Drug smugglers, Papp said, are “growing smarter, bolder and they’re taking greater risk and increasing danger to our homeland.” But the Obama administration’s proposal to shift the focus of naval operations contained in the 2014 budget request means the Coast Guard won’t be able to rely to as great an extent on their detection and monitoring assistance in the Caribbean.

“Unfortunately, with the reduction of resources, my highest focus is for the Western Hemisphere – the arctic, closer to our shores and most notably in the Caribbean and the Eastern Pacific where we have the drug trafficking routes,” Papp said, adding that in past years the availability of Navy personnel and vessels “has been a force multiplier for us.”

“So the loss of the Navy ships in the Caribbean ultimately is just going to result in more drugs that are making it through,” Papp said.

The Joint Interagency Task Force South, a multiservice organization that counters illicit trafficking operations and cooperates on security matters, reports that the U.S. is currently intercepting about one-third of the attempts to smuggle drugs around Central America. Last year, Coast Guard interdiction efforts resulted in 107 metric tons of pure cocaine. By comparison, all the law enforcement agencies in the lower 48 states interdicted only 40 metric tons of cocaine.

“So, more drugs,” Papp said. “And we’ll have fewer assets that we can re-divert to other missions like migrant interdiction and other Coast Guard activities in those areas.”

Regardless, Papp assured the committee that the shift in focus for the Navy is the right decision.

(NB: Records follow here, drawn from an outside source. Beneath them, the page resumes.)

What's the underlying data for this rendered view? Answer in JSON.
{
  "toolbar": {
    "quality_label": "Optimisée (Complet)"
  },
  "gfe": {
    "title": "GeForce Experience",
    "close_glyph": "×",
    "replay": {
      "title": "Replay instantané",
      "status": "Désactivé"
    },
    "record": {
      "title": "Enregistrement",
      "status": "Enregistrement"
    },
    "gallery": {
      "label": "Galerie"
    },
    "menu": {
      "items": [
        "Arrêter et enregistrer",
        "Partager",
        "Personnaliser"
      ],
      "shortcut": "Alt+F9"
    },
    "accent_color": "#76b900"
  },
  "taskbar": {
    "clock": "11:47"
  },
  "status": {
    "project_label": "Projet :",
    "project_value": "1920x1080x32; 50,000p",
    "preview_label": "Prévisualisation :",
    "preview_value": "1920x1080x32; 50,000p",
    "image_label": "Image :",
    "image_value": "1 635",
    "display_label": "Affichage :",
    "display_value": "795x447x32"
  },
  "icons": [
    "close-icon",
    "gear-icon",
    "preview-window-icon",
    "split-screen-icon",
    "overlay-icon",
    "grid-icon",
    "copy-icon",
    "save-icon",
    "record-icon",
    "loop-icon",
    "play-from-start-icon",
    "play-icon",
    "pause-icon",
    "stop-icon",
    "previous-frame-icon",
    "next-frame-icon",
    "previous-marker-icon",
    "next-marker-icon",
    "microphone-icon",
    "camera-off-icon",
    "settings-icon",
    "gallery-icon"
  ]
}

“The Coast Guard, I think, can provide contributions and we have in fact provided contributions there in the past,” Papp said. “There are many nations, including China, that are looking to the US Coast Guard as a role model to the maritime force that they should be building, that controls the rule of law to the sea and I think that we could serve that purpose out there.”

Sen. Marco Rubio (R-Fla.), the ranking member of the subcommittee, said the pivot toward the Pacific isn’t “a bad idea,” but the fact that the loss of naval presence in the Western Hemisphere isn’t “being replaced by anything…creates these problems and they sound to be pretty significant.”

Papp also said sequestration, the mandated across-the-board budget cuts implemented in March, leaves the Coast Guard “well below the numbers of ships that we need down there to interdict.”

Sen. Mark Begich (D-Alaska), the subcommittee chairman, expressed concern about the Coast Guard’s capital program that delays some critical acquisitions.

“While our nation struggles with finding a responsible balance of fiscal restraint with a budget that meets our needs and responsibilities, I am quite concerned about the nearly billion-dollar reduction proposed” for 2014, Begich said.

Last year, Congress passed a Coast Guard authorization bill that exceeded the Obama administration’s request by more than $700 million.